It must be said that in the space of 20 years, the typical Canadian grocery bill has increased by approximately 170%.
In addition to the impacts of COVID-19 and climate change, Mr. Charlebois believes that the growth of e-commerce platforms, the closure of restaurants, the ban on certain single-use plastics and the arrival of ‘a new president from our neighbors to the south should influence the cost of food in the coming months.
The price of meat has exploded
In 2020, lockdowns, sanitary measures, plant closures due to COVID-19 cases, the challenge of foreign workers, the oil price war between Russia and Saudi Arabia and the fall of the loonie will have had both positive and negative impacts on the grocery cart.
According to the report, the average increase in the cost of food between October 2019 and September 2020 was 2.7%, and it was the price of meat that drove this percentage up. It exploded by 6.1%, that of dairy products, by 3.1% and that of bakery products, by 2.2%.
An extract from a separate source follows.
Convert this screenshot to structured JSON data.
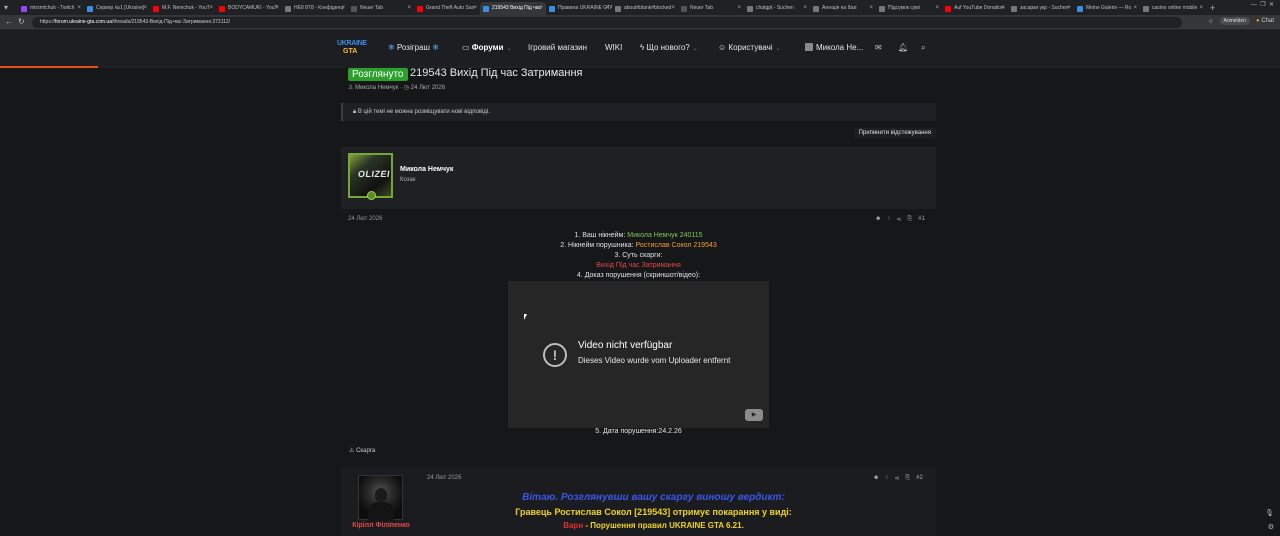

◆ The 11e Canadian food prices report includes more foods. The basket has been adjusted compared to previous years.
– With the collaboration of Julien McEvoy
The impacts of the pandemic on groceries
Five questions to the director of the Laboratory in Agri-Food Analytical Science at Dalhousie University, Sylvain Charlebois, also responsible for the 11e edition of Canadian Consumer Food Price Report.
In 2021, do you think that supermarkets will resume with a discount offer similar to the one before the pandemic?
“The discounts have never stopped. There are less. To get more, you have to relearn how to become compulsive buyers. Here we are quite mechanical. We follow our list for food. Before COVID-19, we bought a lot of things [dont] we didn’t need to. “
Do you believe that online grocery shopping will become a permanent tool for consumers?
“I wouldn’t be surprised to see a lot of grocery stores close due to people’s interest in shopping online. In Canada, it is believed that there could be between 300 and 350 stores that could close within two years. In Quebec, we could talk about quarantine. The big banners plan to spend more than $ 12 billion over the next five years to develop their online business. ”
Could we review buying panic, like in the spring?
“I asked myself the question and we haven’t seen him this fall. There is nothing to indicate that the consumer is going to start buying in panic again. “
Will the sensitivity for local products remain?
“I think it will stay. […] Food self-sufficiency will develop further over the next few years. “
Do you think companies like HelloFresh and GoodFood, which offer boxed meals, will gain in popularity?
“I have a feeling they are going to have more competition. Grocers will begin to further develop their ability to deliver pre-cooked meals. There is money to be made. “
Increases in all food categories:
- Bakery: 3.5% to 5.5%
- Dairy products: 1% to 3%
- Fruits: 2% to 4%
- Meats: 4.5% to 6.5%
- Others: 2% to 4%
- Catering: 3% to 5%
- Seafood: 1.5% to 3.5%
- Vegetables: 4.5% to 6.5%
- Total expected increase: 3% to 5%
Source: Canadian Food Prices Report